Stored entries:
========
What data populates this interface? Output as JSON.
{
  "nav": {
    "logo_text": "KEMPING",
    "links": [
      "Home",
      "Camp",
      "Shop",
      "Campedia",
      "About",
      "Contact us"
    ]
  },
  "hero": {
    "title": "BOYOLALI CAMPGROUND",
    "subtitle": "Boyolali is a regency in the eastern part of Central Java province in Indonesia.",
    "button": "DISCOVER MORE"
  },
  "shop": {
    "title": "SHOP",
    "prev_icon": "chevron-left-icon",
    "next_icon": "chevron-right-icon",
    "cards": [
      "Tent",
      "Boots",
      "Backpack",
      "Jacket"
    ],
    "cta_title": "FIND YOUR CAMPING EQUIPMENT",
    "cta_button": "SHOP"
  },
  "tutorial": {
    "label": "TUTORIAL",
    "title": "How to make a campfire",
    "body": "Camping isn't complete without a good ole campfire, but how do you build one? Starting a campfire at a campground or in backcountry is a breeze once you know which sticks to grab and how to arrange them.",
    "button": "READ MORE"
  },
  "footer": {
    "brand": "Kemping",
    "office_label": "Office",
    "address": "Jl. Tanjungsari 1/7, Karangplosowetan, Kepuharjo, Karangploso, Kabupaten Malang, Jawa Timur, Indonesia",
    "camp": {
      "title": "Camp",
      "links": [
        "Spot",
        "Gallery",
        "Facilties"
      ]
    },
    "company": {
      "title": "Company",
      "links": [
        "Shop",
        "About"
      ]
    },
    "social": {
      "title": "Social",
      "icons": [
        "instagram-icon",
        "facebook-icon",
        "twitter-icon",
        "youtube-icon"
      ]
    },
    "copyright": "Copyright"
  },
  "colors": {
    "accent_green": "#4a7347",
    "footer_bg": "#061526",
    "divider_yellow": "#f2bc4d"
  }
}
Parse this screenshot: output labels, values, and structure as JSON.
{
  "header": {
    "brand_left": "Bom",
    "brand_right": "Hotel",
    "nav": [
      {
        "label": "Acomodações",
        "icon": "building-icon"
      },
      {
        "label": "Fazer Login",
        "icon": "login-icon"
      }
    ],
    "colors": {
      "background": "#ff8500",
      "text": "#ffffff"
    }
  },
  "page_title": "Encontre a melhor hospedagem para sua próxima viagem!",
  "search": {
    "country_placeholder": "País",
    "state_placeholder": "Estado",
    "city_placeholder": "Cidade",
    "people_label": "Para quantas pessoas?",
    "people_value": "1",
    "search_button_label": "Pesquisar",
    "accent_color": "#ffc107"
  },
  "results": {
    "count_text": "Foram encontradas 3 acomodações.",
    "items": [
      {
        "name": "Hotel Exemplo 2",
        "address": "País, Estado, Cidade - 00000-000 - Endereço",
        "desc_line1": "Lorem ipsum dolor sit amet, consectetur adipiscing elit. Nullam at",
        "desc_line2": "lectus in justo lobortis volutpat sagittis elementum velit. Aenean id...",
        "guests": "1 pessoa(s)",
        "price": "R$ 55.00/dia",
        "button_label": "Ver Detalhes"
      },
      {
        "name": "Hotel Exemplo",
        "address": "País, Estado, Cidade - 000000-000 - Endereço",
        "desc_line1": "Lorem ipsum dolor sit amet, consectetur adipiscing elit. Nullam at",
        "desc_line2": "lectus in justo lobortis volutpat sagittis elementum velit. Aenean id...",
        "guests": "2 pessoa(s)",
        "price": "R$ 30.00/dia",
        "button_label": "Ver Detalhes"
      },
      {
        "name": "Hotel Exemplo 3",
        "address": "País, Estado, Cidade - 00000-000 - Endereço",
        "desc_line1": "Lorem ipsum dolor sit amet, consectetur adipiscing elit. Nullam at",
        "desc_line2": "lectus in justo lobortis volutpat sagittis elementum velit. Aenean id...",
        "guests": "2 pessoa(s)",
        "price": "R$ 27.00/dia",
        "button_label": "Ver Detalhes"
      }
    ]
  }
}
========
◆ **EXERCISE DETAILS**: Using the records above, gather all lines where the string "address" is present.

◆ **TASK ANSWER**:
    "address": "Jl. Tanjungsari 1/7, Karangplosowetan, Kepuharjo, Karangploso, Kabupaten Malang, Jawa Timur, Indonesia",
        "address": "País, Estado, Cidade - 00000-000 - Endereço",
        "address": "País, Estado, Cidade - 000000-000 - Endereço",
        "address": "País, Estado, Cidade - 00000-000 - Endereço",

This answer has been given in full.